Just to the north of Casa Cal Domino and close to the old Roman walled city of Girona, lies the biggest natural fresh water lake in the Catalan region of Spain. Banyoles has been declared a Space of National Interest and is on the Ramsar List of Wetlands of International Importance. The lake is near the town of Banyoles with some 19,000 inhabitants and although there are some nice older parts to the town such as a central square dotted with bars and cafés, it’s not really worth the effort to walk 10 minutes to the centre when you have the lake and all the facilities associated with it to enjoy.
The lake itself formed about 250,000 years ago due to tectonic movements in the Pyrenees mountain range to the north and covers about 107 Ha. It has a total length of some 2128 x 750 mts. and the shoreline extends 9.13 km giving you a comfortable flat hike around its perimiter. The lake was the location for the junior rowing championships of 1990, the rowing events in the 1992 Bareclona Olympics and the World Rowing Championships in 2004. Today, there is an active rowing club based on the lake as well as fishing, canooing and swimming clubs. The Lake exists due to a few natural springs which originate in the high Pyrenees. Snowmelt journeys from the mountains and over a period of hundreds of thousands of years, filters down to the Empordá basin giving rise to the exceptionally clear water in the Banyoles lake.
The fishing is tightly controlled by permit and the lake is naturally stocked with carp, rudd, bleny, sunfish, tench, bass and eel. One of the most peculiar aspects to the lake are the little Pesqueres (fishing huts) dotted around the shoreline. There are 20 of them dating from the mid 19 Century and most are still privately owned by local families and they have been declared Cultural Property of National Interest. Over time, improvements have been made and due to friendly family rivalry, this has produced the elaborate floating huts that exist today. Further contruction was prohibited in the 1930’s and apart from maintenence, no further extension or modification is allowed. The pesqueres are private and guest permit fishing is only allowed from the shoreline unless you happen to know one of the families.
We recommend coming for the day. If you are feeling energetic, there are some nearby hikes to the tops of the local hills which give some good views over the lake and the town, or for the less agile, a more relaxed wander around the shoreline of about 2 hours which is also perfect for children. The path wanders through woodland and the shoreline offers lovely views of the lake from various decked viewing platforms.

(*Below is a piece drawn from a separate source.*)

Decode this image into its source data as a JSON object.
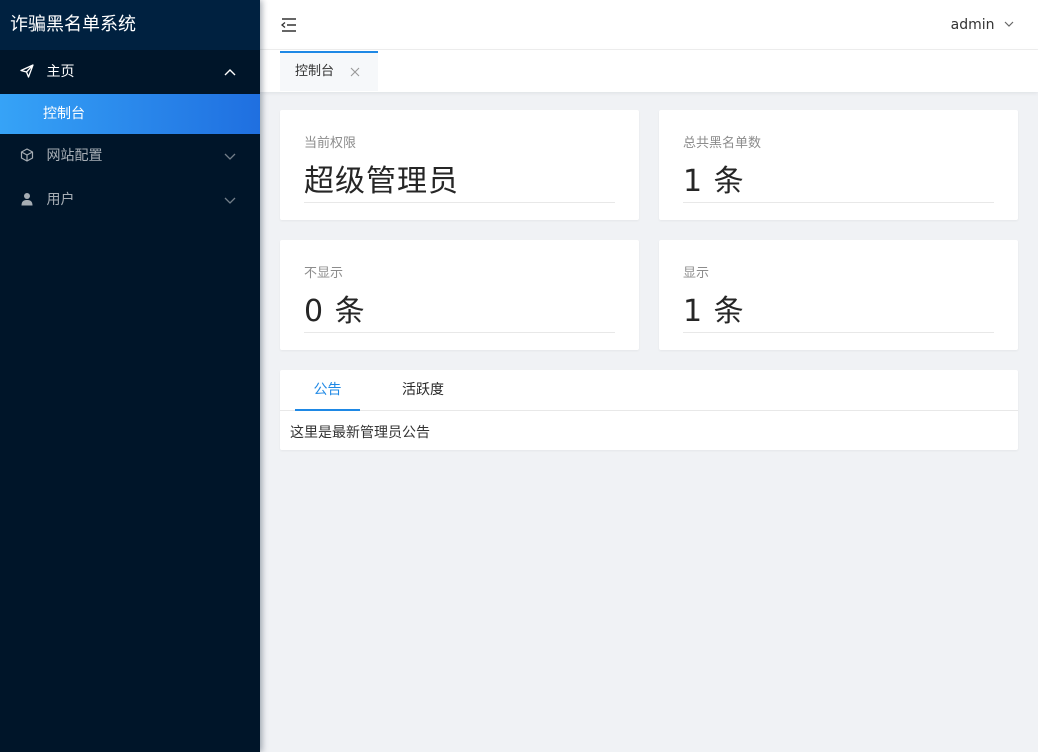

You can rent rowing boats from the southern shore if you feel the need to explore the water more closely or for those less energetic, there is an electric boat that offers guided tours of the whole lake with an interesting commentary in various languages explaining the geology of the lake and why it is so important to the local flora and fauna. One thing to note is that the water quality is stricly protected and there are no petrol or deisel engines allowed on the lake. You’ll not be bothered by speed-boats or jetskis and the only thing that you will hear is the water lapping against the shoreline, birds chirping, ducks quacking and if you follow our advice below, happy people chatting and the occassional glasses clinking together.
When you feel like sitting down, there are a few dozen restaurants dotted around the south and eastern shorelines, but we highly recommend the Banys Vells Restaurant. They have two decks jutting out into the lake and a lovely shady terrace where you can sit down and enjoy a long lazy lunch or just a beer and an ice cream. They are open from 10.00 until 20.00 and there is an area set aside where you can swim from one of the decks.

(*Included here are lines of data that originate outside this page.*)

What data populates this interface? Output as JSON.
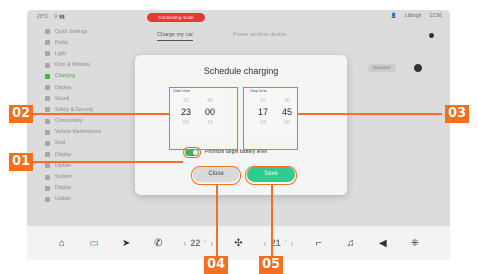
{
  "status_bar": {
    "temp": "20°C",
    "notice": "Connecting mode",
    "user": "Lbhngh",
    "time": "12:56"
  },
  "sidebar": {
    "items": [
      {
        "label": "Quick Settings"
      },
      {
        "label": "Pedal"
      },
      {
        "label": "Light"
      },
      {
        "label": "Door & Window"
      },
      {
        "label": "Charging",
        "active": true
      },
      {
        "label": "Display"
      },
      {
        "label": "Sound"
      },
      {
        "label": "Safety & Security"
      },
      {
        "label": "Connectivity"
      },
      {
        "label": "Vehicle Maintenance"
      },
      {
        "label": "Seat"
      },
      {
        "label": "Display"
      },
      {
        "label": "Update"
      },
      {
        "label": "System"
      },
      {
        "label": "Display"
      },
      {
        "label": "Update"
      }
    ]
  },
  "main": {
    "tab_charge": "Charge my car",
    "tab_power": "Power another device",
    "toggle_text": "Dynamic"
  },
  "modal": {
    "title": "Schedule charging",
    "start_label": "Start time",
    "stop_label": "Stop time",
    "start_hours": [
      "22",
      "23",
      "00"
    ],
    "start_minutes": [
      "45",
      "00",
      "15"
    ],
    "stop_hours": [
      "16",
      "17",
      "18"
    ],
    "stop_minutes": [
      "30",
      "45",
      "00"
    ],
    "prioritize_label": "Prioritize target battery level",
    "close_label": "Close",
    "save_label": "Save"
  },
  "dock": {
    "temp_left": "22",
    "temp_right": "21"
  },
  "callouts": [
    "01",
    "02",
    "03",
    "04",
    "05"
  ],
  "colors": {
    "accent": "#f37021",
    "save": "#2ecc8f",
    "toggle_on": "#4caf50"
  }
}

If you want to take a picnic, then just to the north of the Banys Vells restaurant and close by the Parque de Draga where you can find a mock-up of a neolithic village, there is an open grassy park where you will find large flat areas perfect for a picnic and to play football / french cricket / crocket with the kids (bring your own equipment). There is also a pretty good children’s play area with slides and swings for children of all ages and with mature trees dotted around, you can find plenty of shade should you wish or wide open spaces to top up the tan. What better way to spend the day in style and keep the kids entertained at the same time….
The lake is open all through the year and is a good location for a gentle hike and some warm winter sun out of season. You’ll find ample parking right next to the lake and the whole area is good for those with reduced mobility. Dogs are welcome, but they are not permitted off-lead nor to swim in the lake itself due to the native wildlife.